Trent: I live out in the sticks – the cow shit, water tank, toothless farmer, tractors on the road sticks. My Internet is slow, unreliable and drops out more often than pregnant teenagers drop out of year 9. If my gaming time was constantly interrupted or diminished because of my lack of internet, it would be a constant reminder of how little Microsoft cares about the average consumer, rather focusing on the wealthier American looking to play COD and watch football. Always–on would be beneficial by keeping you up to date at all times, but for the millions of consumers around the rest of the world that don’t want to be connected or have Domino’s ads subtly infiltrating their living room, the Xbone is going to be a pain in the arse.
Martin: So the core reason you’re going Sony is you don’t trust Microsoft, and you prefer Sony exclusives – what exclusives are you talking about?
Martin: When we get down to it, this next generation should be all about the games.

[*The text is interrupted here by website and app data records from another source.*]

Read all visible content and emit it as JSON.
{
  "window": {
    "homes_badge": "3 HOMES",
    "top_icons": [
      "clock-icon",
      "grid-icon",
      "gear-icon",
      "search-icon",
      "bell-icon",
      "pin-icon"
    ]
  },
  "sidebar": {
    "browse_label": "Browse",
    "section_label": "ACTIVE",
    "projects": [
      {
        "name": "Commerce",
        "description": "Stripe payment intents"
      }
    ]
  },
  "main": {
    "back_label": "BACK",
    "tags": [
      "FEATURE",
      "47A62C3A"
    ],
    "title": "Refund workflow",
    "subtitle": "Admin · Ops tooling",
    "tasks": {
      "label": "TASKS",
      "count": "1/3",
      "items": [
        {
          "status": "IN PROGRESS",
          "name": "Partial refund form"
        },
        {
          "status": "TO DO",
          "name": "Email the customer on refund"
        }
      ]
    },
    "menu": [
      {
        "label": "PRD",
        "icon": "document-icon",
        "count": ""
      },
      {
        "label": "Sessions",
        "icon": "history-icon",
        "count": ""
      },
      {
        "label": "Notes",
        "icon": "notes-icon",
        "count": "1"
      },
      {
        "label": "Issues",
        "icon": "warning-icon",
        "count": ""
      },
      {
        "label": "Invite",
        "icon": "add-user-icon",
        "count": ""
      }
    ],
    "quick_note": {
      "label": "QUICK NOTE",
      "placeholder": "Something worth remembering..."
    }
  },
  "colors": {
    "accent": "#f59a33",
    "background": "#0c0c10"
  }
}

I think it comes down to taste in the end, steak and chips, or schnitty and gravy. While I realise the effort Xbox is putting in to pump out new exclusives, I think people will still have to make their decisions from past experiences and exclusives. I play both 360 and PS3, and when I look towards the future I am far more excited for a new Nathan Drake adventure than another Gears of War romp. Although Xbox is creating and launching a number of amazing looking exclusives (Titanfall), most people still won’t know what they are buying into. Sony on the other hand is tickling their fan’s fancy by launching Killzone and Infamous early to capture fans attention – it’s a security blanket.

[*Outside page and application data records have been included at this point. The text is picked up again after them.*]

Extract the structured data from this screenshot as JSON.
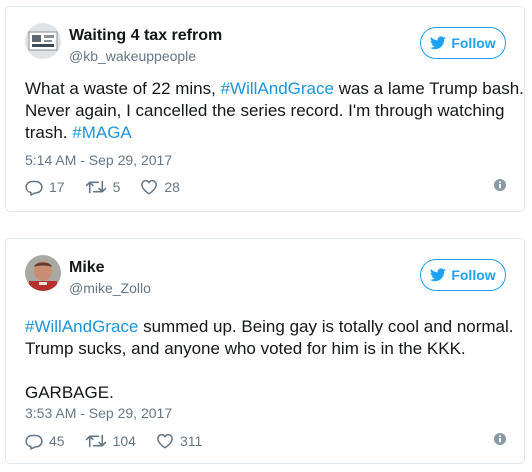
{
  "colors": {
    "accent": "#1da1f2",
    "hashtag": "#1b95e0",
    "muted": "#657786",
    "text": "#14171a",
    "border": "#e1e8ed"
  },
  "tweets": [
    {
      "name": "Waiting 4 tax refrom",
      "handle": "@kb_wakeuppeople",
      "follow_label": "Follow",
      "text": {
        "l1a": "What a waste of 22 mins, ",
        "l1b": "#WillAndGrace",
        "l1c": " was a lame Trump bash.",
        "l2": "Never again, I cancelled the series record. I'm through watching",
        "l3a": "trash. ",
        "l3b": "#MAGA"
      },
      "time": "5:14 AM - Sep 29, 2017",
      "replies": "17",
      "retweets": "5",
      "likes": "28"
    },
    {
      "name": "Mike",
      "handle": "@mike_Zollo",
      "follow_label": "Follow",
      "text": {
        "l1a": "#WillAndGrace",
        "l1b": " summed up. Being gay is totally cool and normal.",
        "l2": "Trump sucks, and anyone who voted for him is in the KKK.",
        "l3": "GARBAGE."
      },
      "time": "3:53 AM - Sep 29, 2017",
      "replies": "45",
      "retweets": "104",
      "likes": "311"
    }
  ]
}
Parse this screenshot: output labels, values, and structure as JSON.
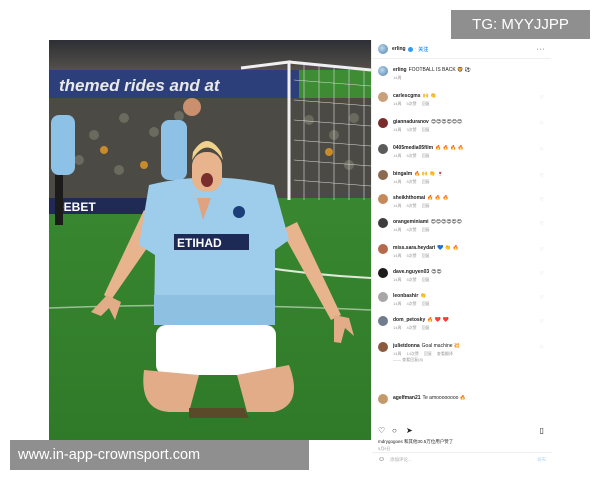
{
  "overlay": {
    "tg_badge": "TG: MYYJJPP",
    "site_banner": "www.in-app-crownsport.com"
  },
  "photo": {
    "board_text": "themed rides and at",
    "sponsor_text": "DEBET",
    "shirt_text": "ETIHAD"
  },
  "post": {
    "header": {
      "username": "erling",
      "follow": "关注",
      "more": "···"
    },
    "caption": {
      "username": "erling",
      "text": "FOOTBALL IS BACK 🦁 ⚽",
      "meta": "14周"
    },
    "comments": [
      {
        "user": "carlescgms",
        "text": "🙌 👏",
        "time": "14周",
        "likes": "5次赞",
        "reply": "回复",
        "avatar": "#c9a07a"
      },
      {
        "user": "giannaduranov",
        "text": "😍😍😍😍😍😍",
        "time": "14周",
        "likes": "3次赞",
        "reply": "回复",
        "avatar": "#7a2b2b"
      },
      {
        "user": "0405media05film",
        "text": "🔥 🔥 🔥 🔥",
        "time": "14周",
        "likes": "5次赞",
        "reply": "回复",
        "avatar": "#5b5b5b"
      },
      {
        "user": "bingalm",
        "text": "🔥 🙌 👏 🍷",
        "time": "14周",
        "likes": "5次赞",
        "reply": "回复",
        "avatar": "#8a6b52"
      },
      {
        "user": "sheikhthomai",
        "text": "🔥 🔥 🔥",
        "time": "14周",
        "likes": "5次赞",
        "reply": "回复",
        "avatar": "#c58a5b"
      },
      {
        "user": "orangeminiami",
        "text": "😍😍😍😍😍😍",
        "time": "14周",
        "likes": "4次赞",
        "reply": "回复",
        "avatar": "#3d3d3d"
      },
      {
        "user": "miss.sara.heydari",
        "text": "💙 👏 🔥",
        "time": "14周",
        "likes": "5次赞",
        "reply": "回复",
        "avatar": "#b56a4e"
      },
      {
        "user": "dave.nguyen03",
        "text": "😍😍",
        "time": "14周",
        "likes": "5次赞",
        "reply": "回复",
        "avatar": "#1c1c1c"
      },
      {
        "user": "leonbashir",
        "text": "👏",
        "time": "14周",
        "likes": "4次赞",
        "reply": "回复",
        "avatar": "#a7a7a7"
      },
      {
        "user": "dom_petosky",
        "text": "🔥 ❤️ ❤️",
        "time": "14周",
        "likes": "4次赞",
        "reply": "回复",
        "avatar": "#6f7d8c"
      },
      {
        "user": "julietdonna",
        "text": "Goal machine 💥",
        "time": "14周",
        "likes": "14次赞",
        "reply": "回复",
        "extra": "查看翻译",
        "avatar": "#8b5a3c",
        "replies": "—— 查看回复(8)"
      },
      {
        "user": "agelfman21",
        "text": "Te amoooooooo 🔥",
        "time": "",
        "likes": "",
        "reply": "",
        "avatar": "#c49a6c"
      }
    ],
    "liked_by": "mdrygogoes 和其他30.5万位用户赞了",
    "post_time": "5月9日",
    "add_comment_placeholder": "添加评论...",
    "post_button": "发布"
  }
}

Martin: Gonna have to pull you up there. Early adopters of the Xbox One know what they are buying into because they’ve had a stronger line-up of exclusive games announced; Dead Rising 3, Killer Instinct, Titanfall, Ryse, Forza 5, Halo 5, Quantum Break, Sunset Overdrive and Project Spark. The PS4 has some great games confirmed, but they’re resting more on consumer trust that the company will deliver as many quality exclusives as they did with the PS3. The next Kinect is another deal breaker for me. I want to see 1:1 motion control support (primarily for sports games) and Microsoft is taking every possible step to make that happen, while Sony is only half-committing to the tech.
The way I see it Microsoft is offering a console that appeals to both core gamers, and a larger mainstream market. They’re looking to expand their fan base outside the traditional gaming market. Yes, I’m very excited for both, though at this point in time I see the Xbone outlasting/outselling the PS4.
Trent: I’m not saying the Xbox hasn’t got a solid exclusive line-up, but they aren’t launching with many well known ones. So when the time comes to buy the new console, consumers will want something they recognise and can jump into, not a long list of unproven titles. You can dance around your bedroom as an arm flailing tube man all day while I sit comfortably knowing that motion controls are over and Sony knows it doesn’t need to continue on with fads.
Martin: How wrong you are Trent, just you wait and see!
So the two bleach boys have hit a stale mate, and as per Dusty Cartridge policy, will be dipped in a delicious egg, flour and breadcrumb mix, then deep-fried to perfection. But what are your thoughts on the next generation of gaming? Drop down and let us know in the comments below!